# Curved noise floor and ugly unexplained peaks after FFT

It has been so long since I studied this at University, so I'll better ask here if I'm doing something really wrong here.

I'm using a USRP frontend for L1 band surveillance. I want a 20MHz bandwidth, but I found through testing that it's better to use a sampling frequency slightly higher than twice that bandwidth (I'm using 41MHz), so I can use a local oscillator to move the DC out of the spectrum. Probably there is some additional error of concept here, but this isn't the problem I'm facing now.

First thing to note: I'm using an FFT over a big chunk of data. Depending on the configuration this size may vary, but for example I'm currently using 8192 samples per FFT. Maybe this is too much and I should compose the whole FFT using many smaller ones, somehow?

In order to reduce noise, I'm performing 100 of these FFTs, summing their outputs and dividing by 100. Probably there's a better method, but so far ok.

After I apply the FFT (with FFTW library), I convert the output to dBW/Hz with the following formula (I'm assuming I have Vpeak):

10 * log10(psd_output / (2 * 50 Ohm)) - 60


Now, if I plot this vector, I get something like this:

The noise floor is getting some curvation (up to 5 dBs). I tried applying a hamming or a blackman-harris window to the FFT output with the hope or removing this effect, but it didn't work.

If I test with a jammer, I can see the peak, but I also see some other minor peaks which are unwanted (and that are not seen in an spectrum analyzer with the same configuration):

What am I missing? These should be simple operations, but I'm out of ideas at this point.

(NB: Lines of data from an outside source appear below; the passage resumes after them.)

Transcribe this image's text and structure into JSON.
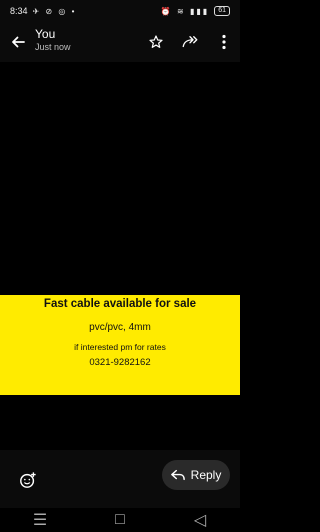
{
  "status_bar": {
    "time": "8:34",
    "left_icons": "✈ ⊘ ◎ •",
    "right_icons": "⏰ ≋ ▮▮▮",
    "battery": "61"
  },
  "header": {
    "title": "You",
    "subtitle": "Just now"
  },
  "media": {
    "line1": "Fast cable available for sale",
    "line2": "pvc/pvc, 4mm",
    "line3": "if interested pm for rates",
    "line4": "0321-9282162"
  },
  "actions": {
    "reply_label": "Reply"
  },
  "nav": {
    "recent_symbol": "☰",
    "home_symbol": "□",
    "back_symbol": "◁"
  },
  "colors": {
    "banner": "#ffeb00",
    "background": "#000000"
  }
}
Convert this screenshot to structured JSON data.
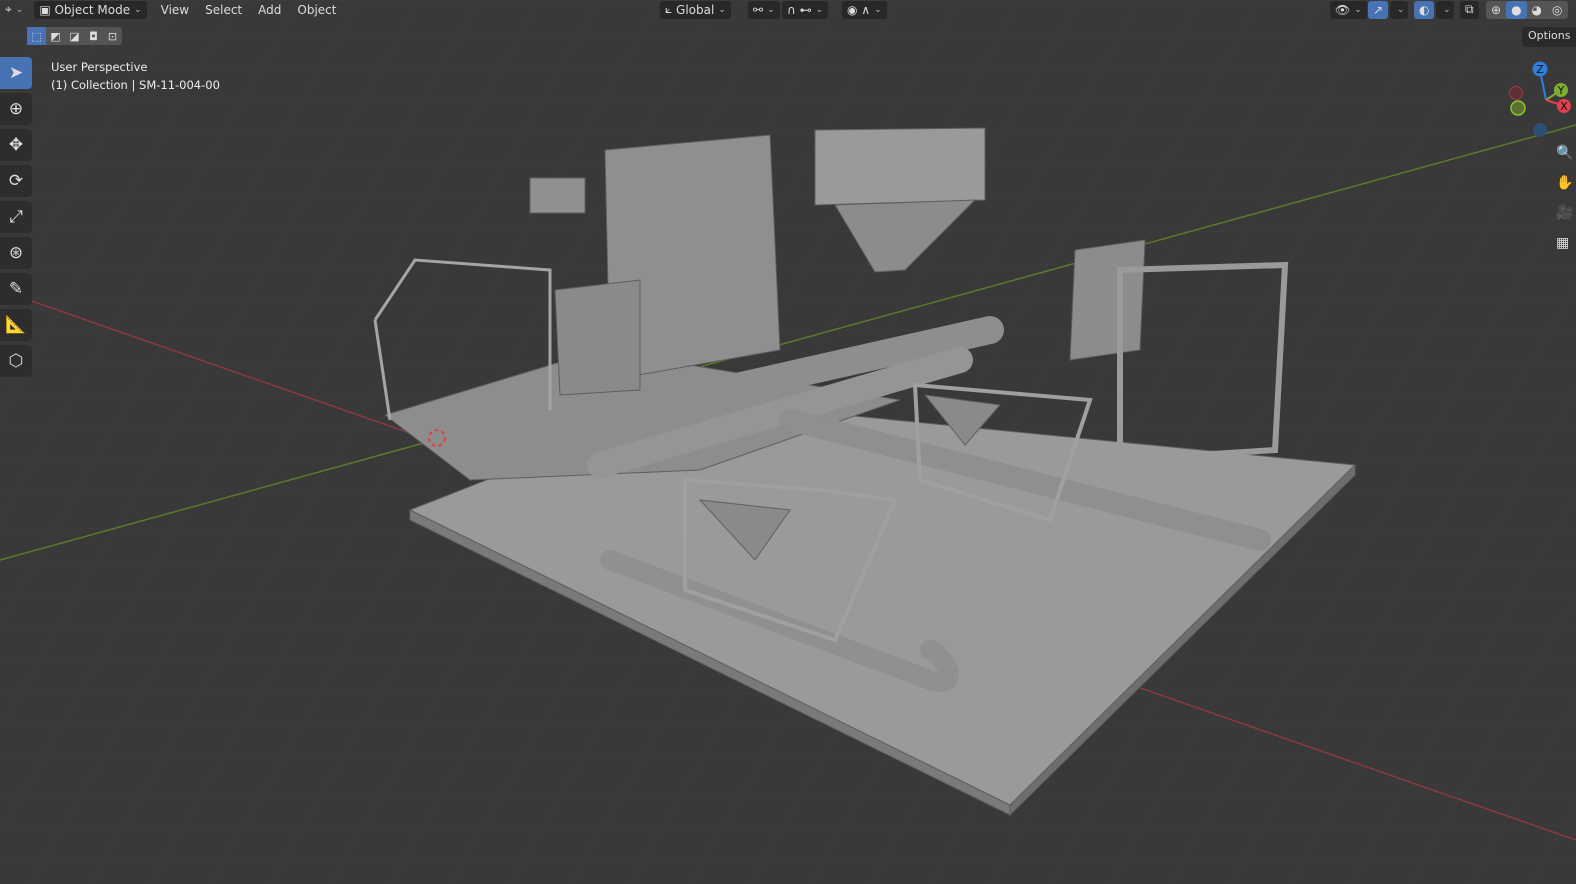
{
  "header": {
    "editor_type_icon": "viewport-icon",
    "mode": "Object Mode",
    "menus": [
      "View",
      "Select",
      "Add",
      "Object"
    ],
    "transform_orientation": "Global",
    "pivot_icon": "pivot-icon",
    "snap_icon": "magnet-icon",
    "proportional_icon": "proportional-icon",
    "overlay_icons": [
      "visibility-icon",
      "gizmo-icon",
      "overlay-icon",
      "xray-icon"
    ],
    "shading_modes": [
      "wireframe",
      "solid",
      "material-preview",
      "rendered"
    ],
    "active_shading": "solid"
  },
  "select_modes": [
    "new",
    "extend",
    "subtract",
    "invert",
    "intersect"
  ],
  "tools": [
    "select-box",
    "cursor",
    "move",
    "rotate",
    "scale",
    "transform",
    "annotate",
    "measure",
    "add-cube"
  ],
  "viewport_info": {
    "line1": "User Perspective",
    "line2": "(1) Collection | SM-11-004-00"
  },
  "options_label": "Options",
  "gizmo": {
    "z": "Z",
    "y": "Y",
    "x": "X"
  },
  "colors": {
    "accent": "#4772b3",
    "x_axis": "#e0404f",
    "y_axis": "#7fae2e",
    "z_axis": "#2f7fdc"
  }
}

• I have not worked with radio signals before, but could it be that the Nyquist criterion is violated? It is important that the sampling rate is higher than the highest frequency in the signal, which is not necessarily equivalent to the signal's bandwidth. Doesn't the L1-band have a carrier frequency in the GHz range? You're probably doing the demodulation, but I thought I just ask. Feb 8, 2018 at 9:31
• @applesoup most USRP devices come with a down/upmixer, and work in complex baseband with dual (IQ) ADC, so Nyquist reduces to once the signal bandwidth. Roman, which USRP exactly are you using? Only a few USRPs actually support sampling rates like 41 MHz, that's why I ask. Feb 8, 2018 at 9:47
• @applesoup I might be wrong, but I think that it's not like that: my carrier is the central freq of the L1-band, where I want to sample 20MHz of the spectrum (thereof, that's why I use at least 20MHz of sampling freq at least). I use 41MHz of sampling freq, get 41MHz bandwidth and later cut the spectrum to my desired 20Mhz. Is that wrong somehow? Feb 8, 2018 at 9:48
• @Marcus Müller I'm using the mini205i, isn't it ok for that sampling rate? I'm also using a rxgain of 40dB, in case the curve is due to that somehow Feb 8, 2018 at 9:51
• @MarcusMüller I don't mind that I can't see GPS: the problems are (1) that curve over the noise floor (maybe because I ask the USRP for rx_bandwidth EQUAL to rx_rate?) and (2) the undesired peaks when I expected to see a flat noise floor, just like the one I see in a spectrum analyzer. Those peaks are too high to let me set a reasonable threshold to detect interferences, specially if they are in the upper zone of the 'curved spectrum'. See third example I just added. Does that seem normal? Feb 8, 2018 at 10:22